Particles in the simulations are advected via a viscous Stokes drag force

In this context, the particle Stokes number, defined as

Values of key parameters of the DNS are given in Table

As described in

From this, one could derive an equation for

Finally we note that since particles are allowed to collide–coagulate in our theory, we use the conventional definition of MRV:

We compute the RDF via

RDFs

Figure

The strong effect of particle collision on the RDF (also on MRV as we shall see later) challenges the validity of the separation paradigm. We note that similar fall-off of RDF was previously observed

Another observation is that in the power-law regime (

To theoretically account for the new findings, we make some derivations that are partially similar to the ones in

In other words, particles may approach each other (and collide), but they can not be created at contact and then separate.

, while with increasingWe then expand

Here a positive

The term

By definition,

Simple analytical solutions
to Eq. (

The ansatz has the form

From a given DNS-produced RDF

Next, we numerically evaluate the integral in the first term of Eq. (

Mean radial component of relative velocity (MRV) for particles of specific Stokes numbers and some theoretic numerical predictions.

Comparison of the predicted

Alternatively, Eq. (

This is true in the relatively idealized system simulated but may not apply to the general problem that includes other effects

.Here we provide a simple, first-order model for

A simple phenomenological model for

We now discuss an important but precarious theoretical issue.

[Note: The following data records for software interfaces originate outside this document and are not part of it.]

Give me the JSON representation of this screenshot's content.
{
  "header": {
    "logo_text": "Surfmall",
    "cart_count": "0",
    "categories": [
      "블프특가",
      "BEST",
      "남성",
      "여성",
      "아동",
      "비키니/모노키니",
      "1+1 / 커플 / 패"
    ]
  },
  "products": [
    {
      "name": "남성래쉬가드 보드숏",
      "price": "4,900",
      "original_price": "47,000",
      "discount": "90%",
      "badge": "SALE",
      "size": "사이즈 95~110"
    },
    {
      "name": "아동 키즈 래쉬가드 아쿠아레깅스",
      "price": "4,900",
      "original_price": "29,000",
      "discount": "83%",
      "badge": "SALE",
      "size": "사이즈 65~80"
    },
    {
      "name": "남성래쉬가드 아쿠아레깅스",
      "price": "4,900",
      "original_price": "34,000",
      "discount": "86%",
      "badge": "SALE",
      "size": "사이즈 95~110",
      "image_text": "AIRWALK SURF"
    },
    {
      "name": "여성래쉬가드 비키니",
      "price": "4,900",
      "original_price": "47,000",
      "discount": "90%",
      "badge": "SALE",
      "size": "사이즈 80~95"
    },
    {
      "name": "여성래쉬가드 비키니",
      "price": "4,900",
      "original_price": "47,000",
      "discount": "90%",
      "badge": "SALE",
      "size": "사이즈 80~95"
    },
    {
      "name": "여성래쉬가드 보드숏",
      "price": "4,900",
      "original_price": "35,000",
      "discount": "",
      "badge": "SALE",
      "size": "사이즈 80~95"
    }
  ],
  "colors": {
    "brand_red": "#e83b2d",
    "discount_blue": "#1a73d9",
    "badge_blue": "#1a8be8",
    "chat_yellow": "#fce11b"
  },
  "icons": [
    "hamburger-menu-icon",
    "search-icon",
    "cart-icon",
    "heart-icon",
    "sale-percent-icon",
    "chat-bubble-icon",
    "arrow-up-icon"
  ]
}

One advantage of Eq. (

Thus far, we have not considered the effects of gravity on the particles. Here we provide a glimpse into the role of gravity (a detailed analysis is beyond the scope of the present study). In keeping with the scope of current work, we restrict ourselves to the case of monodisperse particles only. For this, we rerun the DNS cases of

RDFs of particles (

As mentioned, the fundamental focus of our work precludes the DNS and theory from considering a number of complexities relevant to some applications. As a result, this limits the direct quantitative applicability of our results to some realistic problems (e.g., in clouds). Besides gravity, another neglected factor is the hydrodynamic inter-particle force (HDI). Recent works, e.g.,

Also neglected is the influence of temperature, humidity and the vapor–liquid phase transition, which are important in the atmospheric clouds. These factors have a substantial impact on the polydispersity of small droplets (see, e.g.,

One limitation of the theory stems from the assumption of

To conclude, we observed that collision strongly affects the RDF and MRV and imposes strong coupling between them

This statement also holds for other types of collisional outcomes (not only for collision–coagulation), but the details of the specific outcomes should be different from the current case.

. This challenges the efficacy of a “separation paradigm” and suggests that results from any studies that preclude particle collision have limited relevance for predicting collision statistics. We have presented a theory for particle collision–coagulation in turbulence (based on a Fokker–Planck framework) that explains the above observations and verified its accuracy by showing thatThe data (model codes) may be obtained from the corresponding author upon request.

The supplement related to this article is available online at:

EWS oversaw the conception and execution of the project. EWS did the theoretical derivations in collaboration with XM. XM and EWS conducted the numerical simulation and data analysis. EWS and XM wrote the article.

The contact author has declared that neither they nor their co-author has any competing interests.

Publisher's note: Copernicus Publications remains neutral with regard to jurisdictional claims in published maps and institutional affiliations.

This work was supported by the National Natural Science Foundation of China (grant 11872382) and by the Thousand Young Talents Program of China. We thank Jialei Song for their help. We thank Wai Chi Cheng, Jianhua Lv, Liubin Pan and Raymond A. Shaw for discussion and suggestions.

This research has been supported by the National Natural Science Foundation of China (grant no. 11872382).

This paper was edited by Graham Feingold and reviewed by two anonymous referees.